The Justice Society of America are positioned as the voice of reason against Adam’s ruthless nature, sent into the fray to stop him killing more oppressors and bringing Kahndaq to its knees (it’s worth noting that the citizens of Kahndaq are quite literally hailing Adam as their champion by this point). In their words: “There’s no we. There are only heroes and villains. Heroes don’t kill.” As simple and tone-deaf as it gets. Resistance fighter Adrianna Tomaz (Sarah Shahi) asks the group why they’re only arriving now to help the crumbling country, as opposed to any point during their last several decades under oppressive rule. A very good, very valid argument that is quickly shoved to one side and never brought up again. Ignorance is bliss.
Maybe this is Collett-Serra’s point, to highlight the numbing egocentricity of the West and their stunning ability to make things worse by trying to make things better, while patronising the rest of the world in the process. The JSA fumble around Kahndaq battling Adam in the name of justice, though they make more of a danger to the city than he ever did. There’s something to that idea – The Boys took it and turned it into a smash-hit TV show after all – unfortunately, here the message is half-baked, the characters lack nuance and as a result the whole thing comes across as pointless as a Stevie Wonder blink.
The Rock plays Adam like every other character he’s been playing for the last 10 years, this time in the obligatory spandex, and with more brood than smoulder – perhaps a hark back to his people’s champ days. He looks the part, bringing a hulking physical presence ripped straight from his comic counterpart, though a lacklustre script that shows no interest in exploring the character beyond your run-of-the-mill anti-hero backstory relegates Johnson’s performance to nothing more than a glorified fancast.
Supporting him are a host of fresh and familiar faces doing the most with the little they’ve been given, from veteran Pierce Brosnan as Dr. Fate – DC’s answer to Doc Strange – to Netflix loverboy Noah Centineo as bumbling tryhard Atom Smasher.

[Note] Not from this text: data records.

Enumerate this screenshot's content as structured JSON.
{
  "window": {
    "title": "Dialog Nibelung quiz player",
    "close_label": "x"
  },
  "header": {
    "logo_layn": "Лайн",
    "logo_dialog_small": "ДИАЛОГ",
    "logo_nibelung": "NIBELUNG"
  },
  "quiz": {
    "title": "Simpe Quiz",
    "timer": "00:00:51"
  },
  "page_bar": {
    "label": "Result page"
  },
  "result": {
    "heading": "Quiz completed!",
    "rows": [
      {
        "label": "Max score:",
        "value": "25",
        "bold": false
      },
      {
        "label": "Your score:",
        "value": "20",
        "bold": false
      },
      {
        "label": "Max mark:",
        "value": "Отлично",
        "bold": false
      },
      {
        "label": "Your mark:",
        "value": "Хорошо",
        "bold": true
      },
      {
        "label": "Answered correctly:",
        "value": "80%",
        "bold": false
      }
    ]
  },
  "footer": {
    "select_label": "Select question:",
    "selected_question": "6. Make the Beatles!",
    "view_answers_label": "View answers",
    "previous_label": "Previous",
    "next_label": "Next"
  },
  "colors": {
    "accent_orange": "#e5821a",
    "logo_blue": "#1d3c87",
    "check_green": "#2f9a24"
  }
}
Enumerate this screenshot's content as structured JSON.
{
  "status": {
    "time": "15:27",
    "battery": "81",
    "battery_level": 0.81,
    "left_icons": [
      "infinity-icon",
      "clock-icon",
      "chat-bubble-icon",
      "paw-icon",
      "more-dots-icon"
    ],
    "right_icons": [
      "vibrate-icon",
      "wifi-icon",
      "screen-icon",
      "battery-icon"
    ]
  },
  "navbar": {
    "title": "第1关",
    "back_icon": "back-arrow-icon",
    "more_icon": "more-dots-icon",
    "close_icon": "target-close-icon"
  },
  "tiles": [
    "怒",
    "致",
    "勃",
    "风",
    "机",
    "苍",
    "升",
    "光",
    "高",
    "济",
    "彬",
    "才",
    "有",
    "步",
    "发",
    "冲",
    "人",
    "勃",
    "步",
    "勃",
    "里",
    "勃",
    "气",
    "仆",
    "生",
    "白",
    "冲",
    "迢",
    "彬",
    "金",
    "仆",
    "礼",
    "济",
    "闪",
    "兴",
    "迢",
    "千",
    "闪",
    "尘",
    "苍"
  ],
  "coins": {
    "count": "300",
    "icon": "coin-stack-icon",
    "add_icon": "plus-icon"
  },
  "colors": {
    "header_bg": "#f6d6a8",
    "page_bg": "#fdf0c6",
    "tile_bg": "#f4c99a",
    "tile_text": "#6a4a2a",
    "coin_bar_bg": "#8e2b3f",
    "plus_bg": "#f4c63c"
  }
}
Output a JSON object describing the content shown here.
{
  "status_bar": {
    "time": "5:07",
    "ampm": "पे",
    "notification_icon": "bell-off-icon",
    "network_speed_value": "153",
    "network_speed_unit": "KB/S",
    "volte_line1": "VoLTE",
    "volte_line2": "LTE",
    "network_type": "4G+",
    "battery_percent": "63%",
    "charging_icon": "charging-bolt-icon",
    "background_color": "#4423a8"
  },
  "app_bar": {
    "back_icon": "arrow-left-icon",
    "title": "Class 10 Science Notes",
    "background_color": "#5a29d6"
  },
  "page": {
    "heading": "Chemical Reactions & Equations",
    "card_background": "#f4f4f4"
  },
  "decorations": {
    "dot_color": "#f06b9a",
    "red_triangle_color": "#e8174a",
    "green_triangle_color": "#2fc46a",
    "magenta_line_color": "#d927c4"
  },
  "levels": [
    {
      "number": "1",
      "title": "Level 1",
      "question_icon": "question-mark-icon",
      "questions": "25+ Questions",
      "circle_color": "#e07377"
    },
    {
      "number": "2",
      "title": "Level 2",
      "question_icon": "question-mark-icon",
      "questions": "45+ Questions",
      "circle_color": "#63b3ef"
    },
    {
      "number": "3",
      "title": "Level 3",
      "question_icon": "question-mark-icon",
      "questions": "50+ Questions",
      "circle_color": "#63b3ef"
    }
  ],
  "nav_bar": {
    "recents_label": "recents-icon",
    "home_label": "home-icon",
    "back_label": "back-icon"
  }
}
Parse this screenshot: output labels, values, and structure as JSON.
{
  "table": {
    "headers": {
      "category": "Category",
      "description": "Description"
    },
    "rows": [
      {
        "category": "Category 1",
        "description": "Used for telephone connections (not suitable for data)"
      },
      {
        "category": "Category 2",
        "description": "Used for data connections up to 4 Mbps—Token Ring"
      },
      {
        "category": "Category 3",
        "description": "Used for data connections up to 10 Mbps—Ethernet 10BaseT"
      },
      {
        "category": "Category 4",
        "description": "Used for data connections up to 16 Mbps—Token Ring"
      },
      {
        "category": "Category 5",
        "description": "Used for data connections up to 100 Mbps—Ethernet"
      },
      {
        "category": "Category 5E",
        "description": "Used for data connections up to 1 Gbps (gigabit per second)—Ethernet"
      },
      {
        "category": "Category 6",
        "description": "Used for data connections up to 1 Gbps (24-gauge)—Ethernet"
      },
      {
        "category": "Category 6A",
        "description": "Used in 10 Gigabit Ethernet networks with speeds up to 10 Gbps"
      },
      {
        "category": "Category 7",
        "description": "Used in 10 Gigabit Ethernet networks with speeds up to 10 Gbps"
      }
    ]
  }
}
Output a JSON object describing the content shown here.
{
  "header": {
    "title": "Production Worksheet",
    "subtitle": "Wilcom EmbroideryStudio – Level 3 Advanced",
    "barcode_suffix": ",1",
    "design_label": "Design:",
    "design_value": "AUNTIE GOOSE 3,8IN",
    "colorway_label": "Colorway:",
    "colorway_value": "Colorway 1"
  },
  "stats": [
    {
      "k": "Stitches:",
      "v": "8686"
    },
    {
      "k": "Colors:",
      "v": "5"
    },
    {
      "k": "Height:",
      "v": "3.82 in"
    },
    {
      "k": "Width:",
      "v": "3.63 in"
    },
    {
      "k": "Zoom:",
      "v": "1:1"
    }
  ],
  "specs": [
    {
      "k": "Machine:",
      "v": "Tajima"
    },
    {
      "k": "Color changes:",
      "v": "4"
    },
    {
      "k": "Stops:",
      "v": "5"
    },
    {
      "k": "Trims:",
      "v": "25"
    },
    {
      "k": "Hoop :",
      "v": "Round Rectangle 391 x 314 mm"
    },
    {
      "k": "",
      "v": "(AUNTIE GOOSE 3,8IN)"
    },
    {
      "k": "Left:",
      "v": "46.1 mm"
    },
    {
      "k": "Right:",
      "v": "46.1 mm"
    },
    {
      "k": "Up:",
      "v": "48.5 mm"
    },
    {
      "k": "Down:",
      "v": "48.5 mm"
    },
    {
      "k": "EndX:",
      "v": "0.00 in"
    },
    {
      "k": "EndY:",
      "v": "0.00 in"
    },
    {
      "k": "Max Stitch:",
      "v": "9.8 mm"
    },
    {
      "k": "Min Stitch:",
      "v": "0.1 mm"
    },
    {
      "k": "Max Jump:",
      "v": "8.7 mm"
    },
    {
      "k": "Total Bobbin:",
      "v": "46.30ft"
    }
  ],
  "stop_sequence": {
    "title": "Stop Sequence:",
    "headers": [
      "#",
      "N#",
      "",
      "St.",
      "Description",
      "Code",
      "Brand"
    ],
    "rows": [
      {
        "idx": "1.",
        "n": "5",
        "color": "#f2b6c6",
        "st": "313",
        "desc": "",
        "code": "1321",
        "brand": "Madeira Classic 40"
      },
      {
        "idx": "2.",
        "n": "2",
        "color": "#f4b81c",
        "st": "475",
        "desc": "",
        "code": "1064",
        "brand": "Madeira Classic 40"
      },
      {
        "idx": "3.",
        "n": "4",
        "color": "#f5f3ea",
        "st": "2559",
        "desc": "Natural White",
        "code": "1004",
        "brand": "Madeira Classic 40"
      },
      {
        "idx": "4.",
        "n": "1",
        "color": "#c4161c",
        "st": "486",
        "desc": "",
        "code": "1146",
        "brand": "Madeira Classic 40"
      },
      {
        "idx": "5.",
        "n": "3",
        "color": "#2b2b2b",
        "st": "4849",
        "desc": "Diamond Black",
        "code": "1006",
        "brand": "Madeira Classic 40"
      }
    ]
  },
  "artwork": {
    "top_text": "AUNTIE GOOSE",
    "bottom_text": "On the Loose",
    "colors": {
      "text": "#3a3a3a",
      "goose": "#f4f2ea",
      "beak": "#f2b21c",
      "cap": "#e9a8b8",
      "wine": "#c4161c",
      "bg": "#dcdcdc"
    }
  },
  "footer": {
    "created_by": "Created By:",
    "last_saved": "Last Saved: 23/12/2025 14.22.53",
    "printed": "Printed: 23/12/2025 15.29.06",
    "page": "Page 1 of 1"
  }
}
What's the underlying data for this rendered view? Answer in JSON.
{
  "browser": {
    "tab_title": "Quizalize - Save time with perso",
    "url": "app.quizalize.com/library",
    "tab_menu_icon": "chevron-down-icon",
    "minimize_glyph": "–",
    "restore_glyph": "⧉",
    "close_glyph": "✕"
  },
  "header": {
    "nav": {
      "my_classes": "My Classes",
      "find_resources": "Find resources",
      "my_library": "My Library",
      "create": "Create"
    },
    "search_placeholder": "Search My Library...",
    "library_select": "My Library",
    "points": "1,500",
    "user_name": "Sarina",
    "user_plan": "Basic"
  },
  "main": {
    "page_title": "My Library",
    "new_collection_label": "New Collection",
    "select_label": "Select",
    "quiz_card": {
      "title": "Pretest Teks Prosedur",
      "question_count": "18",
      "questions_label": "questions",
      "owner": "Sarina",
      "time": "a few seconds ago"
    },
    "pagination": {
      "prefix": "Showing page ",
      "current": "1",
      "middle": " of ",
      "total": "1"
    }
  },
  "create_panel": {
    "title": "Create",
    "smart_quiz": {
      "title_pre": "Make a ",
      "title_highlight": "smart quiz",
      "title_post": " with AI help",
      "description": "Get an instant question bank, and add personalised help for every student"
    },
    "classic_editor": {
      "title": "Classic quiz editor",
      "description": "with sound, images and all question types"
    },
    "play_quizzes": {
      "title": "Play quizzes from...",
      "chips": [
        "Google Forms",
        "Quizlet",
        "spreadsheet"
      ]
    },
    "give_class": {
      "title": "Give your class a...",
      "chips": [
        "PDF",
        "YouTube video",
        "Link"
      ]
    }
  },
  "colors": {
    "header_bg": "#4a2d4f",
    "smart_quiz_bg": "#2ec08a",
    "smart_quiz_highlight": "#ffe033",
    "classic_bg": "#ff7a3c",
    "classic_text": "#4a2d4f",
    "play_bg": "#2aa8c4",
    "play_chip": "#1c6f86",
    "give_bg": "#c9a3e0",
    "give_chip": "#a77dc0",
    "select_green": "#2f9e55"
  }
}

Bodhi Sabongui plays Amon, a young superhero fanatic who adopts Adam as his new role model, teaching him the importance of a strong hero name and catchphrase a la John Conner and Arnie in Terminator 2, while Merwan Kenzani’s militant intergang leader Sabbac is a somehow more forgettable villain than his turn as handsome Jafar in Aladdin (2018).
We end with the return of Henry Cavill’s Superman, a twist that no one involved in the process of making or marketing this movie made any effort trying to conceal, nor has encouraged further discretion for the sake of those who haven’t yet seen it. Why would they? The reveal is the reason; if you aren’t teasing something bigger, then why make movies in the first place? The sad reality is that without another promise of things to come, Black Adam would fade like so many others into the pantheon of modern blockbuster oblivion.
On that note – a shameless plug! If you like your movies a little more arthouse, check out our review of Park Chan-wook’s Decision To Leave, playing in UK Cinemas now.